U.S. Labor Market Tightens As Weekly Jobless Claims Hit Lowest Level

March 28, 2022
U.S. Labor Market Tightens As Weekly Jobless Claims Hit Lowest Level
Number of Americans filing new claims for jobless benefits dropped to a 52-1/2-year low last week, while unemployment continued to shrink.

The number of Americans filing new claims for jobless benefits dropped to a 52-1/2-year low last week, while unemployment rolls continued to shrink, pointing to rapidly diminishing labor market slack that will keep boosting wage inflation.

The strength in the job market reported by the Labor Department on Thursday may push the Federal Reserve to raise interest rates by half a percentage point at its next policy meeting in May. Fed Chair Jerome Powell on Monday said the U.S. central bank must move “expeditiously” to raise rates and possibly “more aggressively” to keep high inflation from becoming entrenched. 

Fed last week increased its policy interest rate by 25 basis points, the first hike in more than three years.

“U.S. businesses are not laying off workers because they know the enormous challenges they’re facing in filling open positions,” said Ryan Sweet, a senior economist at Moody’s Analytics in West Chester, Pennsylvania.

“If initial claims remain below 200,000 for a period of time, it will raise a red flag with the Fed.”

Initial claims for state unemployment benefits fell 28,000 to a seasonally adjusted 187,000 for the week ended March 19, the lowest level since September 1969. Economists polled by Reuters had forecast 212,000 applications for the latest week.

Last week’s drop in claims was widespread, with large decreases in California, Michigan, Kentucky, and Illinois.

Claims have been declining in part as COVID-19 restrictions across the country have been lifted amid a massive drop in coronavirus cases.
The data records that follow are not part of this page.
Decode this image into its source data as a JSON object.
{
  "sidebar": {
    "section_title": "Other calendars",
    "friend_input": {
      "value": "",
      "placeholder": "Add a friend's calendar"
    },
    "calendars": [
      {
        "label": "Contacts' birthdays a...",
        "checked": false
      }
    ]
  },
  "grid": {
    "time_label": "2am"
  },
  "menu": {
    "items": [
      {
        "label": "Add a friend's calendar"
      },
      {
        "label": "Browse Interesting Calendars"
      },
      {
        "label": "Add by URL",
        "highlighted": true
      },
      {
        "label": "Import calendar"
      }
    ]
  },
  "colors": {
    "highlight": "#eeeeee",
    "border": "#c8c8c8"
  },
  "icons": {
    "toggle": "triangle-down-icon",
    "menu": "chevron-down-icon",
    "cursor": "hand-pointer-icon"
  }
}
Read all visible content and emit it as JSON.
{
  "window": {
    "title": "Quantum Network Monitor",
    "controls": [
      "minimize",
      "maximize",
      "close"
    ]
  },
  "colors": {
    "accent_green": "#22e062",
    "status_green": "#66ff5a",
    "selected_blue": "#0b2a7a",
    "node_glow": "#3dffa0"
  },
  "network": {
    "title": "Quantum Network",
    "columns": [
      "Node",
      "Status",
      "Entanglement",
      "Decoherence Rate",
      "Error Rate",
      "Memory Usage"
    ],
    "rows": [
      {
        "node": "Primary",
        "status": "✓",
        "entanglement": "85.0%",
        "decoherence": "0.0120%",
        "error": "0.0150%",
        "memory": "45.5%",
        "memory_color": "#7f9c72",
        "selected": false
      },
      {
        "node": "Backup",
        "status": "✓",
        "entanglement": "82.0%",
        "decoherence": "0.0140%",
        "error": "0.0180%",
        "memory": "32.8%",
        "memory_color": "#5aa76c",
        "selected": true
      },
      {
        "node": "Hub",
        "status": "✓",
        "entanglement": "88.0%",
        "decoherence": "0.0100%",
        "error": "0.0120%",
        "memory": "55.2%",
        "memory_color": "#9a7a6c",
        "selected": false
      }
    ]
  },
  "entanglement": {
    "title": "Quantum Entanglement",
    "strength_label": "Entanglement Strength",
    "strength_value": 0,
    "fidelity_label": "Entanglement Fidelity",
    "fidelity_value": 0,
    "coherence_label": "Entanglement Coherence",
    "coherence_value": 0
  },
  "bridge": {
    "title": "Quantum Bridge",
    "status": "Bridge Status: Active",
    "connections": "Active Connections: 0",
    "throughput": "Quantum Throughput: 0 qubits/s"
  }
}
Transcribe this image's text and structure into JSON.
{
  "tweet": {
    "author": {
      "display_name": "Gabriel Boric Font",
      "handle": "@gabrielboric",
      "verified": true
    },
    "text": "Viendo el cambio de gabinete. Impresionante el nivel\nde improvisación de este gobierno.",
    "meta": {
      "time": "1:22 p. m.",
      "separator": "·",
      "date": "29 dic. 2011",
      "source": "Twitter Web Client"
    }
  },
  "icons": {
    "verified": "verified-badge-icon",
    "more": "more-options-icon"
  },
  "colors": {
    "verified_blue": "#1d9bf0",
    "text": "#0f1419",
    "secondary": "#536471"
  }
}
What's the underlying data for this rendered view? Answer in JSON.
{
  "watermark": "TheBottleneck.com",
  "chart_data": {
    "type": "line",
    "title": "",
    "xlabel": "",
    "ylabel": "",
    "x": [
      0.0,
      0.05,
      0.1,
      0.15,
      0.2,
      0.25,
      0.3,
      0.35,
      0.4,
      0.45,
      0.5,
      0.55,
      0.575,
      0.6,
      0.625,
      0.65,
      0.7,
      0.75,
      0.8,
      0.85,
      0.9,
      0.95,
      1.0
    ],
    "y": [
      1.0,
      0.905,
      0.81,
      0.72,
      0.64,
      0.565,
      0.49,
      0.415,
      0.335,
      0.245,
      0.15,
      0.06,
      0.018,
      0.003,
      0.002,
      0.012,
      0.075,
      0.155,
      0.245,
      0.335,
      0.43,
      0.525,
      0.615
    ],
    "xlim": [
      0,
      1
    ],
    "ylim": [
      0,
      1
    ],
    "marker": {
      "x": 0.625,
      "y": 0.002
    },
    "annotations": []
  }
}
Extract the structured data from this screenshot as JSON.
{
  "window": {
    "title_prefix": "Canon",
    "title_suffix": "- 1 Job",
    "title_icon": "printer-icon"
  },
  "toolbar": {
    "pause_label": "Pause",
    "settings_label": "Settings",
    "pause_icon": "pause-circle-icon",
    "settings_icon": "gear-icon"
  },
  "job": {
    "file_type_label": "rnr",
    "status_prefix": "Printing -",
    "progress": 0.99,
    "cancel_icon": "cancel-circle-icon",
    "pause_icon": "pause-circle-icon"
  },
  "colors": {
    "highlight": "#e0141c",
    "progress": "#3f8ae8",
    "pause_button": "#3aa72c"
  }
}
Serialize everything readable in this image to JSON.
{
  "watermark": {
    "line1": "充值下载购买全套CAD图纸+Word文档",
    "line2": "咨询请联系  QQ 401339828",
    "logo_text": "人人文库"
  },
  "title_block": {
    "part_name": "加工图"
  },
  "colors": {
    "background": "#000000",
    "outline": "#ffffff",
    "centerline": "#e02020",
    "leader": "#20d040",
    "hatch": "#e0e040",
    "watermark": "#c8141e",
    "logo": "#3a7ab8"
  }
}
They have plunged from a record high of 6.149 million in early April 2020.

There are no signs that Russia’s war against Ukraine, which has sent U.S. gasoline prices to record highs and is expected to worsen the strain on global supply chains, has impacted the labor market and business activity.

A survey from S&P Global on Thursday showed its flash U.S. Composite PMI Output Index, which tracks the manufacturing and services sectors, rose to an eight-month high of 58.5 in March from 55.9 in February, fueled by strong demand for both goods and services. Businesses were upbeat about the outlook this year, but services firms worried about the fallout from the rising cost of living caused by the Russia-Ukraine war.

Stocks on Wall Street rebounded from a sharp drop on Wednesday. The dollar edged up against a basket of currencies. Prices of U.S. Treasuries fell.